→ WORK REQUIRED: Search the material below for the word "STANDARD". Copy every line that has it.
────────────────
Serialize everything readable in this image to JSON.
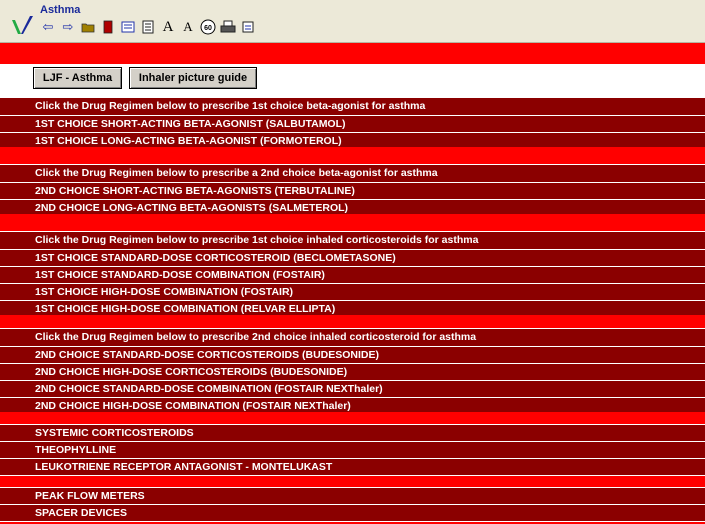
{
  "app": {
    "title": "Asthma"
  },
  "toolbar_icons": [
    "back-arrow-icon",
    "forward-arrow-icon",
    "folder-icon",
    "book-icon",
    "index-icon",
    "contents-icon",
    "font-increase-icon",
    "font-decrease-icon",
    "sixty-icon",
    "print-icon",
    "export-icon"
  ],
  "buttons": {
    "ljf": "LJF - Asthma",
    "inhaler": "Inhaler picture guide"
  },
  "sections": [
    {
      "heading": "Click the Drug Regimen below to prescribe 1st choice beta-agonist for asthma",
      "items": [
        "1ST CHOICE SHORT-ACTING BETA-AGONIST (SALBUTAMOL)",
        "1ST CHOICE LONG-ACTING BETA-AGONIST (FORMOTEROL)"
      ]
    },
    {
      "heading": "Click the Drug Regimen below to prescribe a 2nd choice beta-agonist for asthma",
      "items": [
        "2ND CHOICE SHORT-ACTING BETA-AGONISTS (TERBUTALINE)",
        "2ND CHOICE LONG-ACTING BETA-AGONISTS (SALMETEROL)"
      ]
    },
    {
      "heading": "Click the Drug Regimen below to prescribe 1st choice inhaled corticosteroids for asthma",
      "items": [
        "1ST CHOICE STANDARD-DOSE CORTICOSTEROID (BECLOMETASONE)",
        "1ST CHOICE STANDARD-DOSE COMBINATION (FOSTAIR)",
        "1ST CHOICE HIGH-DOSE COMBINATION (FOSTAIR)",
        "1ST CHOICE HIGH-DOSE COMBINATION (RELVAR ELLIPTA)"
      ]
    },
    {
      "heading": "Click the Drug Regimen below to prescribe 2nd choice inhaled corticosteroid for asthma",
      "items": [
        "2ND CHOICE STANDARD-DOSE CORTICOSTEROIDS (BUDESONIDE)",
        "2ND CHOICE HIGH-DOSE CORTICOSTEROIDS (BUDESONIDE)",
        "2ND CHOICE STANDARD-DOSE COMBINATION (FOSTAIR NEXThaler)",
        "2ND CHOICE HIGH-DOSE COMBINATION (FOSTAIR NEXThaler)"
      ]
    },
    {
      "heading": "",
      "items": [
        "SYSTEMIC CORTICOSTEROIDS",
        "THEOPHYLLINE",
        "LEUKOTRIENE RECEPTOR ANTAGONIST - MONTELUKAST"
      ]
    },
    {
      "heading": "",
      "items": [
        "PEAK FLOW METERS",
        "SPACER DEVICES"
      ]
    }
  ]
}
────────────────
→ RESPONSE TO THE EXERCISE:
        "1ST CHOICE STANDARD-DOSE CORTICOSTEROID (BECLOMETASONE)",
        "1ST CHOICE STANDARD-DOSE COMBINATION (FOSTAIR)",
        "2ND CHOICE STANDARD-DOSE CORTICOSTEROIDS (BUDESONIDE)",
        "2ND CHOICE STANDARD-DOSE COMBINATION (FOSTAIR NEXThaler)",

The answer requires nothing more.